  15. ^ a b Hutton, David (November 1, 2004). "Psychosocial effects of a natural disaster: a post-flood assessment in the Red River Valley". Environments. Archived from the original on March 27, 2009. Retrieved November 3, 2007.
  16. ^ a b c d Etkin, David; Chowdhury Emdadul Haque; Gregory Robert Brooks (2003). An Assessment of Natural Hazards and Disasters in Canada. London: Springer. p. 349. ISBN 1-4020-1179-2.
  17. ^ a b Fong, Petti (May 5, 2007). "Bracing for the next 'flood of the century'". The Star. Toronto. Retrieved November 3, 2007.
  18. ^ "Artificial Crest to keep Red high well into June". Winnipeg Free Press. May 4, 1997. p. 2.
  19. ^ "Flood of the Century: Chronology of Flood Events – 1997". City of Winnipeg. Retrieved January 13, 2017.
  20. ^ "Flood of the Century: What does James mean?". City of Winnipeg. Retrieved February 27, 2017.
  21. ^ "Diking Commissioner's Reports". Archived from the original on May 7, 2011. Retrieved May 13, 2011.
  22. ^ "1997's 'Z-dike' showcased province's flood-fighting machine". CBC News. April 25, 2007.
  23. ^ Lett, Dan (April 15, 1997). "MPs want vote delayed". Winnipeg Free Press.
  24. ^ Robertson, Bud (April 29, 1997). "Politicians unite against flood". Winnipeg Free Press.
  25. ^ Harper, Tim (April 29, 1997). "McDonough says election call 'insensitive'". Toronto Star.
  26. ^ Shelby, p. 139
  27. ^ a b c d e f Hagen, Carol A.; Ender, Morten G.; Tiemann, Kathleen A.; Hagen, Jr., Clifford O. (1999). "Graffiti on the Great Plains: A Social Reaction to the Red River Valley Flood of 1997". Applied Behavioral Science Review. Elsevier Science Inc. 7 (2): 145–158. doi:10.1016/S1068-8595(00)80015-X. ISSN 1068-8595.
  28. ^ Pielke, Roger A. Jr. (1999). "Who Decides? Forecasts and Responsibilities in the 1997 Red River Flood". Applied Behavioral Science Review. 7 (2): 83–101. doi:10.1016/S1068-8595(00)80012-4. Archived from the original on September 25, 2016. Retrieved November 22, 2016.

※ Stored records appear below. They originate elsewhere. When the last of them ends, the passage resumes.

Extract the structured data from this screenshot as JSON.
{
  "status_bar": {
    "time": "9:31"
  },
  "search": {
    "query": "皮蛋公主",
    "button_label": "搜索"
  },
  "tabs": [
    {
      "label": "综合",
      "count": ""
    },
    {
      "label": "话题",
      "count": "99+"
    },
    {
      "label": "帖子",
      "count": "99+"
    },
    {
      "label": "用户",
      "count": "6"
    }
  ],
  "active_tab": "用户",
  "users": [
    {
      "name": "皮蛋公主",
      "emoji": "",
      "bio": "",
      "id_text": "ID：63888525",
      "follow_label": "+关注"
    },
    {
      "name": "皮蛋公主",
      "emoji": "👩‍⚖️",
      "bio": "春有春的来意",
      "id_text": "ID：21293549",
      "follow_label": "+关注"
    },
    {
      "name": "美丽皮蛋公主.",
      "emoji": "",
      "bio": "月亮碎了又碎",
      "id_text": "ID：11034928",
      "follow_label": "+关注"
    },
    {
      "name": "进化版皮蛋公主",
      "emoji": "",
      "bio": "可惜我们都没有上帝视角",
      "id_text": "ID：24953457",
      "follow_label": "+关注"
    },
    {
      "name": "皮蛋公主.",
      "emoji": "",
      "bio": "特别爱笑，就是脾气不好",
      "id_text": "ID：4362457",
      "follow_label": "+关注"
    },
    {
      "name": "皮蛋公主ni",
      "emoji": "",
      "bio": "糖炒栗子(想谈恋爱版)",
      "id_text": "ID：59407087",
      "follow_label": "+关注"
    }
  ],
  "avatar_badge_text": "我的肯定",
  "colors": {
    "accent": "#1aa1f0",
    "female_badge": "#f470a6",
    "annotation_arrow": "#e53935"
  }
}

Further reading[edit]

  • Jacobs, Mike, Ed. (August 1997). Come Hell & High Water. Grand Forks, North Dakota: Grand Forks Herald. ISBN 0-9642860-2-5.
  • Galloway, Gerald E.; Clamen, Murray (2000). Living with the Red: A Report to the Governments of Canada & the U.S. on Reducing Flood Impacts in the Red River Basin. Diane Publishing. ISBN 0-7567-0802-8.
  • Shelby, Ashley (April 2004). Red River Rising: The Anatomy of a Flood and the Survival of an American City. St. Paul, Minnesota: Borealis Books. ISBN 0-87351-500-5.
  • "Red Cross Is Accused Of Misusing Flood Relief". Retrieved January 1, 2016.
  • Bumsted, J.M. (1997). Floods of the Centuries. Winnipeg, Manitoba: Great Plains Publications. ISBN 0-9697804-8-6.

External links[edit]